-- What the exercise asks --
Set down the entries once more, exactly as given.

-- Source records --
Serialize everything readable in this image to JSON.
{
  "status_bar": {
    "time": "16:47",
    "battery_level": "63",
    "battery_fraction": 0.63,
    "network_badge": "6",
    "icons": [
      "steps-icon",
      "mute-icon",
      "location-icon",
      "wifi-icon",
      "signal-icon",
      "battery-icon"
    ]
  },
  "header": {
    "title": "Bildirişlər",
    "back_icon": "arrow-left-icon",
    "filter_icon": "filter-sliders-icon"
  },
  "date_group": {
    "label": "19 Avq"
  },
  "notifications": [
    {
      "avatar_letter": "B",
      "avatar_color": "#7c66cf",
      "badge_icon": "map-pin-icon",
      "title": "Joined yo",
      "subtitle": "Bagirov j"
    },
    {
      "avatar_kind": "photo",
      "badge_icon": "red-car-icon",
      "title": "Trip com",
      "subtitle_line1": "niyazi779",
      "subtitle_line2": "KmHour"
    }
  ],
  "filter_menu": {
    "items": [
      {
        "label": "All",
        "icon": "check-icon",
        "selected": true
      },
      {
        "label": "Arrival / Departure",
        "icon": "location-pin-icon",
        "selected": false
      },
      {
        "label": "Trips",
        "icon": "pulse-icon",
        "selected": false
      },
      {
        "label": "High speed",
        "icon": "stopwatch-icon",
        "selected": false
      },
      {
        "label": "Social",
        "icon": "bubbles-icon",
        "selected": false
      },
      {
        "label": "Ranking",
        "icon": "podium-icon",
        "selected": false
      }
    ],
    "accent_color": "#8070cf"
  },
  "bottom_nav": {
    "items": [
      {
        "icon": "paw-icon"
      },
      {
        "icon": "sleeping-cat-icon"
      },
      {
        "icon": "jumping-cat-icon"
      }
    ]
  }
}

-- Exercise answer --
Serialize everything readable in this image to JSON.
{
  "status_bar": {
    "time": "16:47",
    "battery_level": "63",
    "battery_fraction": 0.63,
    "network_badge": "6",
    "icons": [
      "steps-icon",
      "mute-icon",
      "location-icon",
      "wifi-icon",
      "signal-icon",
      "battery-icon"
    ]
  },
  "header": {
    "title": "Bildirişlər",
    "back_icon": "arrow-left-icon",
    "filter_icon": "filter-sliders-icon"
  },
  "date_group": {
    "label": "19 Avq"
  },
  "notifications": [
    {
      "avatar_letter": "B",
      "avatar_color": "#7c66cf",
      "badge_icon": "map-pin-icon",
      "title": "Joined yo",
      "subtitle": "Bagirov j"
    },
    {
      "avatar_kind": "photo",
      "badge_icon": "red-car-icon",
      "title": "Trip com",
      "subtitle_line1": "niyazi779",
      "subtitle_line2": "KmHour"
    }
  ],
  "filter_menu": {
    "items": [
      {
        "label": "All",
        "icon": "check-icon",
        "selected": true
      },
      {
        "label": "Arrival / Departure",
        "icon": "location-pin-icon",
        "selected": false
      },
      {
        "label": "Trips",
        "icon": "pulse-icon",
        "selected": false
      },
      {
        "label": "High speed",
        "icon": "stopwatch-icon",
        "selected": false
      },
      {
        "label": "Social",
        "icon": "bubbles-icon",
        "selected": false
      },
      {
        "label": "Ranking",
        "icon": "podium-icon",
        "selected": false
      }
    ],
    "accent_color": "#8070cf"
  },
  "bottom_nav": {
    "items": [
      {
        "icon": "paw-icon"
      },
      {
        "icon": "sleeping-cat-icon"
      },
      {
        "icon": "jumping-cat-icon"
      }
    ]
  }
}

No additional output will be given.